_HOW TO COMPLETE THIS TASK:_ Every entry should be repeated exactly as written.

_RECORDS FOR THE TASK:_
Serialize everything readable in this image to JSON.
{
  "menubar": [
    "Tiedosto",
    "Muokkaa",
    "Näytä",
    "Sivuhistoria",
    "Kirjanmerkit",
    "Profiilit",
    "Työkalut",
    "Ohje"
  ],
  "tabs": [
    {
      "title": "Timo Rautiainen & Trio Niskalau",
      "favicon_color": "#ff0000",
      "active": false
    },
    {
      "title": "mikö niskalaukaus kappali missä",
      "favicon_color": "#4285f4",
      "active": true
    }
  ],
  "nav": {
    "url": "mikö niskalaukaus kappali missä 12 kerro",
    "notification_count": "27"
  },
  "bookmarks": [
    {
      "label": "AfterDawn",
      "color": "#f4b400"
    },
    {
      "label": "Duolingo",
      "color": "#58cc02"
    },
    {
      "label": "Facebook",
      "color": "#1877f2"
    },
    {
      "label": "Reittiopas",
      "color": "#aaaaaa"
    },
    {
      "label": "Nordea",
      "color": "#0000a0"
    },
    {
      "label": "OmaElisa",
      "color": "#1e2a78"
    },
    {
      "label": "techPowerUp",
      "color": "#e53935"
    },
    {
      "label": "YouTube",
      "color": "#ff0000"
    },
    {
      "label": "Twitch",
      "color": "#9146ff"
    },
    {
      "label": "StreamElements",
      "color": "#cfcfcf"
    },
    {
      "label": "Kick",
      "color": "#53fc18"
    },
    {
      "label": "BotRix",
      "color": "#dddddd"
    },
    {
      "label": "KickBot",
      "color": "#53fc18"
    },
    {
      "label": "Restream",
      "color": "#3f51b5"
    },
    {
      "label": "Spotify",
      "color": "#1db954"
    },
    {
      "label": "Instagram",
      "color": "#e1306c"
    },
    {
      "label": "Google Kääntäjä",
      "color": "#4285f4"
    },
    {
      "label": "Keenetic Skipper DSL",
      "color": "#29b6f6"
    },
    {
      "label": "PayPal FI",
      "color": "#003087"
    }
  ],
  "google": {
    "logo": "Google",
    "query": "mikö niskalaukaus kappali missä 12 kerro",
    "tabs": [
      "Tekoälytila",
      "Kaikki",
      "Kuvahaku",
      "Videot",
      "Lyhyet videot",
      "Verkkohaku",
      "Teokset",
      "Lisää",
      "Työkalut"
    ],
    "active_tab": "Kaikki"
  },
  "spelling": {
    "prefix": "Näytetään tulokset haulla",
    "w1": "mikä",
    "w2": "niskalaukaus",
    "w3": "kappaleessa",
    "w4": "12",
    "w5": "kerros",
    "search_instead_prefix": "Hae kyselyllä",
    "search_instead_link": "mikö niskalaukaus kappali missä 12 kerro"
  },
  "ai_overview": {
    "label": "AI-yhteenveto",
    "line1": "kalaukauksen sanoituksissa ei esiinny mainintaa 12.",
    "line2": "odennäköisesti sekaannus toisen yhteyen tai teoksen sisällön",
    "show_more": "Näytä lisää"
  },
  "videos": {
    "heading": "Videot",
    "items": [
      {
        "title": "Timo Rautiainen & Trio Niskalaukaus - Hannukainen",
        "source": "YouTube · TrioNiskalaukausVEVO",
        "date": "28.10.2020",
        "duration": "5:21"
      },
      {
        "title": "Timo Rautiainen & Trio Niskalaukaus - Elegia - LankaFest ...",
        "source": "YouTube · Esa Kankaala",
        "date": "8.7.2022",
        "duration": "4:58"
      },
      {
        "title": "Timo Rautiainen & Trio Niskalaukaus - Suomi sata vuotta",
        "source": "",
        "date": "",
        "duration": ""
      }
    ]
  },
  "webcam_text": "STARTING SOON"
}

_FINAL ANSWER:_
Serialize everything readable in this image to JSON.
{
  "menubar": [
    "Tiedosto",
    "Muokkaa",
    "Näytä",
    "Sivuhistoria",
    "Kirjanmerkit",
    "Profiilit",
    "Työkalut",
    "Ohje"
  ],
  "tabs": [
    {
      "title": "Timo Rautiainen & Trio Niskalau",
      "favicon_color": "#ff0000",
      "active": false
    },
    {
      "title": "mikö niskalaukaus kappali missä",
      "favicon_color": "#4285f4",
      "active": true
    }
  ],
  "nav": {
    "url": "mikö niskalaukaus kappali missä 12 kerro",
    "notification_count": "27"
  },
  "bookmarks": [
    {
      "label": "AfterDawn",
      "color": "#f4b400"
    },
    {
      "label": "Duolingo",
      "color": "#58cc02"
    },
    {
      "label": "Facebook",
      "color": "#1877f2"
    },
    {
      "label": "Reittiopas",
      "color": "#aaaaaa"
    },
    {
      "label": "Nordea",
      "color": "#0000a0"
    },
    {
      "label": "OmaElisa",
      "color": "#1e2a78"
    },
    {
      "label": "techPowerUp",
      "color": "#e53935"
    },
    {
      "label": "YouTube",
      "color": "#ff0000"
    },
    {
      "label": "Twitch",
      "color": "#9146ff"
    },
    {
      "label": "StreamElements",
      "color": "#cfcfcf"
    },
    {
      "label": "Kick",
      "color": "#53fc18"
    },
    {
      "label": "BotRix",
      "color": "#dddddd"
    },
    {
      "label": "KickBot",
      "color": "#53fc18"
    },
    {
      "label": "Restream",
      "color": "#3f51b5"
    },
    {
      "label": "Spotify",
      "color": "#1db954"
    },
    {
      "label": "Instagram",
      "color": "#e1306c"
    },
    {
      "label": "Google Kääntäjä",
      "color": "#4285f4"
    },
    {
      "label": "Keenetic Skipper DSL",
      "color": "#29b6f6"
    },
    {
      "label": "PayPal FI",
      "color": "#003087"
    }
  ],
  "google": {
    "logo": "Google",
    "query": "mikö niskalaukaus kappali missä 12 kerro",
    "tabs": [
      "Tekoälytila",
      "Kaikki",
      "Kuvahaku",
      "Videot",
      "Lyhyet videot",
      "Verkkohaku",
      "Teokset",
      "Lisää",
      "Työkalut"
    ],
    "active_tab": "Kaikki"
  },
  "spelling": {
    "prefix": "Näytetään tulokset haulla",
    "w1": "mikä",
    "w2": "niskalaukaus",
    "w3": "kappaleessa",
    "w4": "12",
    "w5": "kerros",
    "search_instead_prefix": "Hae kyselyllä",
    "search_instead_link": "mikö niskalaukaus kappali missä 12 kerro"
  },
  "ai_overview": {
    "label": "AI-yhteenveto",
    "line1": "kalaukauksen sanoituksissa ei esiinny mainintaa 12.",
    "line2": "odennäköisesti sekaannus toisen yhteyen tai teoksen sisällön",
    "show_more": "Näytä lisää"
  },
  "videos": {
    "heading": "Videot",
    "items": [
      {
        "title": "Timo Rautiainen & Trio Niskalaukaus - Hannukainen",
        "source": "YouTube · TrioNiskalaukausVEVO",
        "date": "28.10.2020",
        "duration": "5:21"
      },
      {
        "title": "Timo Rautiainen & Trio Niskalaukaus - Elegia - LankaFest ...",
        "source": "YouTube · Esa Kankaala",
        "date": "8.7.2022",
        "duration": "4:58"
      },
      {
        "title": "Timo Rautiainen & Trio Niskalaukaus - Suomi sata vuotta",
        "source": "",
        "date": "",
        "duration": ""
      }
    ]
  },
  "webcam_text": "STARTING SOON"
}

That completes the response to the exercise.